To do that farmers and industry regulators need access to accurate, reliable and current data to support their decision making. The Yield’s technology gives growers new insight so that they can make better decisions faster.
In the oyster farming application, which has been developed in partnership with Bosch, data from in-estuary sensors is relayed via an Intel gateway to Bosch’s ProSyst software where it is then ingested into Microsoft’s IoT hub in the Microsoft Azure cloud alongside national weather data. Environmental data and near real time sensor data is combined and presented to oyster growers and regulators to enable faster decisions based on local information. The application delivers rich dashboard visualisations for the previous week, for today and for tomorrow. Microsoft Azure Machine Learning is used to drive The Yield’s patented predictive algorithms which underpins the Yield’s application.
While salinity measurement is clearly important in terms of identifying contamination risks, water temperature is equally critical in order to assess the risk of the POMS virus which can devastate oyster farms unless effectively managed. And, knowing that there is bad weather ahead, when it might be hard for crews to get out in the boats to harvest oysters, means oyster farmers are able to fine tune their rosters – again shaving cost and boosting efficiencies.

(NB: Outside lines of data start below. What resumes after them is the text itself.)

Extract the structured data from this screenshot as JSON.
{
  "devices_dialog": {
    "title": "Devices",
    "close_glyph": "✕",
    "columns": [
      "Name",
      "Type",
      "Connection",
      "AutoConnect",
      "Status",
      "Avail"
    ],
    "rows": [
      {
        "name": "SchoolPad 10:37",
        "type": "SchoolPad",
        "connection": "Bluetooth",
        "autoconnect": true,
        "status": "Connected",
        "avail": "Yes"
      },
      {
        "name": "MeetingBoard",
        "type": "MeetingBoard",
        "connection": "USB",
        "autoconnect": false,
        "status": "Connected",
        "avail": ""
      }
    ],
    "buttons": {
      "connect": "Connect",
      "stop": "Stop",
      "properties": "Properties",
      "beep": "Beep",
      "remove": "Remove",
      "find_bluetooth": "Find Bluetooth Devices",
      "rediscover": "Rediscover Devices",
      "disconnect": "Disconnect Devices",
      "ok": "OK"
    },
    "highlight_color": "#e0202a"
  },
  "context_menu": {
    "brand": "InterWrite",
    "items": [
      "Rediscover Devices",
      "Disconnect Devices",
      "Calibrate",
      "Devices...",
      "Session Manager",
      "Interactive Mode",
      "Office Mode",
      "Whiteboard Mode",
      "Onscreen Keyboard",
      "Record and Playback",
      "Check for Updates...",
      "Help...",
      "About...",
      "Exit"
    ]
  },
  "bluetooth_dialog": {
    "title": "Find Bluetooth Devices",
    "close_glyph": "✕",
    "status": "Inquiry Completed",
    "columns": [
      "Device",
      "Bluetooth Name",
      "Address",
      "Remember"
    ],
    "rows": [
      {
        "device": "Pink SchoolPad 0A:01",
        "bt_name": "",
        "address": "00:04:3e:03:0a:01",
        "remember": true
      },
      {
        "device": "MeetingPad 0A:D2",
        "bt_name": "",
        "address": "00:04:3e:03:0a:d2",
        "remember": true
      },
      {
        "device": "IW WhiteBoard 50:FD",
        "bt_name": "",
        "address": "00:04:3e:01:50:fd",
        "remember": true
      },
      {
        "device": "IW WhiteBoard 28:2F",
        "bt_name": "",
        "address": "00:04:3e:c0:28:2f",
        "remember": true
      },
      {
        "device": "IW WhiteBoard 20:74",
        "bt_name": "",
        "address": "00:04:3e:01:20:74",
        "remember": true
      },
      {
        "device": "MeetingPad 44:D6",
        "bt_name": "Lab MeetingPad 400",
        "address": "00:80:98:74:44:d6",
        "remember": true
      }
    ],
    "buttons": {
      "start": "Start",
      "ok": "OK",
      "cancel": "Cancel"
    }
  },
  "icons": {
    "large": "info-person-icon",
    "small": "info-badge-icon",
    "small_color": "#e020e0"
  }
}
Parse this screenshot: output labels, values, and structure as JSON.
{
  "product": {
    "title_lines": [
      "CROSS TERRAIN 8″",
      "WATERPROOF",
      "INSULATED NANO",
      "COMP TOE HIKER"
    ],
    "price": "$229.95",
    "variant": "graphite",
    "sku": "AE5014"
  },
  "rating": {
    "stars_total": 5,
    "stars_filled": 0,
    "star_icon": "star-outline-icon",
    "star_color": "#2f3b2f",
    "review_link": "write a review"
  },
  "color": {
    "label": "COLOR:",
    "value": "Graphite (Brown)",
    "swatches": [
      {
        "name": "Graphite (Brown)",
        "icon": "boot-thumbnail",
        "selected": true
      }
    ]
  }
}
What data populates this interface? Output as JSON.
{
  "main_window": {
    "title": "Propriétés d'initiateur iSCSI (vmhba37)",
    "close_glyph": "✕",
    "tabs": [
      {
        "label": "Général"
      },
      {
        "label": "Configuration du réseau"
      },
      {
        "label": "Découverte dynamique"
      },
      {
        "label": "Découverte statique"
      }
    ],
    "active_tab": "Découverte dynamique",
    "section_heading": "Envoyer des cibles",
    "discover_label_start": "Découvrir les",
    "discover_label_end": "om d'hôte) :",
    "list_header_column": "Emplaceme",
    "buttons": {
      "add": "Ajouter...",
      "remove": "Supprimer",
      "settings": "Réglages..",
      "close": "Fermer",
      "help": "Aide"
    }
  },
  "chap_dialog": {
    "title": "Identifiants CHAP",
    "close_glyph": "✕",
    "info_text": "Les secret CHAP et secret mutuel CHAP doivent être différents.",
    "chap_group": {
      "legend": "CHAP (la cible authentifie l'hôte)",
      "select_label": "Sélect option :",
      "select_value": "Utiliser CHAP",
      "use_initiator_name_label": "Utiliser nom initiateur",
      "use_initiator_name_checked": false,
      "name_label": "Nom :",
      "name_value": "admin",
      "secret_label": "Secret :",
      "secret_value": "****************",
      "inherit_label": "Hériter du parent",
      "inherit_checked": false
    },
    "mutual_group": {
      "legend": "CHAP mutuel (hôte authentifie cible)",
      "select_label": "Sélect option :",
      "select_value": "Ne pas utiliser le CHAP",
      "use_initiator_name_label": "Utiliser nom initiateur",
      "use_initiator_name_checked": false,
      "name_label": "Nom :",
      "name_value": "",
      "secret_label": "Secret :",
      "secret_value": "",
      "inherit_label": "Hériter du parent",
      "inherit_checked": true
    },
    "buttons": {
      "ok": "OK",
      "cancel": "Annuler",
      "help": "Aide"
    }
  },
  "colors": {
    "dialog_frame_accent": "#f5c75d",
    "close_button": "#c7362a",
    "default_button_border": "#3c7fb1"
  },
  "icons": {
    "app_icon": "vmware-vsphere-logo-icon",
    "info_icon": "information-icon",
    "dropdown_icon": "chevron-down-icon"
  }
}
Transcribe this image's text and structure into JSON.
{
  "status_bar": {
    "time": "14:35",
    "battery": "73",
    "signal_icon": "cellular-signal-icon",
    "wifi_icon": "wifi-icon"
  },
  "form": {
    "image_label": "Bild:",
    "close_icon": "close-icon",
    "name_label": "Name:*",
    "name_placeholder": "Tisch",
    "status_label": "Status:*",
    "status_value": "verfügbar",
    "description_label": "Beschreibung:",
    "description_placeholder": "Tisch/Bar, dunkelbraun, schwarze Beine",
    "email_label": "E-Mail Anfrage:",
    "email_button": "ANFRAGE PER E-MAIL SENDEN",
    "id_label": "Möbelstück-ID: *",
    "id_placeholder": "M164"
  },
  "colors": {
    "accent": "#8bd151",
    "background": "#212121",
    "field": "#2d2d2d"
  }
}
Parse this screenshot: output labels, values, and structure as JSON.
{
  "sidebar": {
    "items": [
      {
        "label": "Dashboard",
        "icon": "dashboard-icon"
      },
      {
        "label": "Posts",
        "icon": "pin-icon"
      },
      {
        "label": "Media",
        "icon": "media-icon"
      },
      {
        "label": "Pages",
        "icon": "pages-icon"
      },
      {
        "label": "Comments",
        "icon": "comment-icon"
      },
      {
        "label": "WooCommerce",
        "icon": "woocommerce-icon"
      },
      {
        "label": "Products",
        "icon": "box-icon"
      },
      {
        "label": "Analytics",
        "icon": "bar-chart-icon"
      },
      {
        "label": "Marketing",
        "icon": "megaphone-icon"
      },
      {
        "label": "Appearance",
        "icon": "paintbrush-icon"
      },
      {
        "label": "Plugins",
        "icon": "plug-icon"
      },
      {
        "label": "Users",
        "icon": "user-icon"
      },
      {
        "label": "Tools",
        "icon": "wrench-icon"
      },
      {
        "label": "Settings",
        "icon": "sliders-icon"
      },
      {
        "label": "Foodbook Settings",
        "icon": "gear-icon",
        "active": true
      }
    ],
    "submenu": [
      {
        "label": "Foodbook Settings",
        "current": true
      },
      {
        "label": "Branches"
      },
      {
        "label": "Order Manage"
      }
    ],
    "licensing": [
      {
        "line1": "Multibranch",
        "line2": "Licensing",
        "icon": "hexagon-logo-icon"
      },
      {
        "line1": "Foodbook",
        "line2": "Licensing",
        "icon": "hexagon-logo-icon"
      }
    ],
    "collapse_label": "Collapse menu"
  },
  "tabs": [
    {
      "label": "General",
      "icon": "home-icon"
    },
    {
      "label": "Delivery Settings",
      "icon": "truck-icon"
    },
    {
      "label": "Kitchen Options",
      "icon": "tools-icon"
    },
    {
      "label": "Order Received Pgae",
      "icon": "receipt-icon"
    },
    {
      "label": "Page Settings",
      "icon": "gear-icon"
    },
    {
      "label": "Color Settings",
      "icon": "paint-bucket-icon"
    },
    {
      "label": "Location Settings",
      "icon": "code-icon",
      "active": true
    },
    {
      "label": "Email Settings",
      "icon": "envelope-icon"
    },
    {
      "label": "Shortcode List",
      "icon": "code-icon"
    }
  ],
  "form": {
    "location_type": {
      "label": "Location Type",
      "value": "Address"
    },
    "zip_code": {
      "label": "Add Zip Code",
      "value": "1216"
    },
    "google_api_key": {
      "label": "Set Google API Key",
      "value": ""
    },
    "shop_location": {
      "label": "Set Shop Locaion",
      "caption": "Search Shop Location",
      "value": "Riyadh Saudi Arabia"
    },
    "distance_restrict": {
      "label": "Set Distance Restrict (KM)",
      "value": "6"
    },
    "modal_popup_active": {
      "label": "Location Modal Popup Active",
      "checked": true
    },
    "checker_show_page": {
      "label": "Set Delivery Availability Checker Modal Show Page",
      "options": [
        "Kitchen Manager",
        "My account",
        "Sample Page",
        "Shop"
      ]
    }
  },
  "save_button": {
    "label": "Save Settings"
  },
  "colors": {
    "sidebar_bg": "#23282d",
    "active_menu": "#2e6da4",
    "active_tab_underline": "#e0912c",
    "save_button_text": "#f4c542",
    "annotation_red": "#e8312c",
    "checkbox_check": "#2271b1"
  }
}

Barilla Bay’s Justin Goc is optimistic that having access to more information much faster will help oyster farmers gain a better understanding of what is happening and “how we can plan in an uncertain future.”
He already benefits from the insights on his dashboard, and now knows the salinity and temperature of the water, and has tide and weather details at his fingertips to help roster staff to go out to the oyster beds. In the future he’s hopeful that even more data could be collected, such as algal profiles in the bays which could provide insight as to which algae promote oyster growth, or potentially act as a POMS vector.
But ultimately he acknowledges; “It’s a hard business and you can’t control Mother Nature. “
While oyster farming is one use case, The Yield believes that its technology could be more broadly deployed in aquaculture and agriculture.
Ros Harvey says that Australia has a very strong global reputation for both agricultural innovation and food quality and safety. To maintain and grow that reputation, and also tackle some of the high costs associated with farming in Australia, she believes it is essential to make better use of smart technologies and data collected at every stage of the farming process.
While the initial deployment of the solution, which integrates technology from Bosch, Microsoft and Intel, has been focussed on the oyster industry, Harvey says that its platform technology has been designed for the much broader agriculture and aquaculture market.
To support the diverse application of its solutions The Yield has built application programming interfaces to its platform to allow researchers to take data feeds that can build knowledge and also provide a rapid pathway to commercialisation.
While based in Australia, The Yield has global ambitions. Using Microsoft’s Cloud as the technology foundation for the system will allow the solution to be rolled out internationally.
And while it may never tame Mother Nature, it may help the world’s farmers at least understand her moods.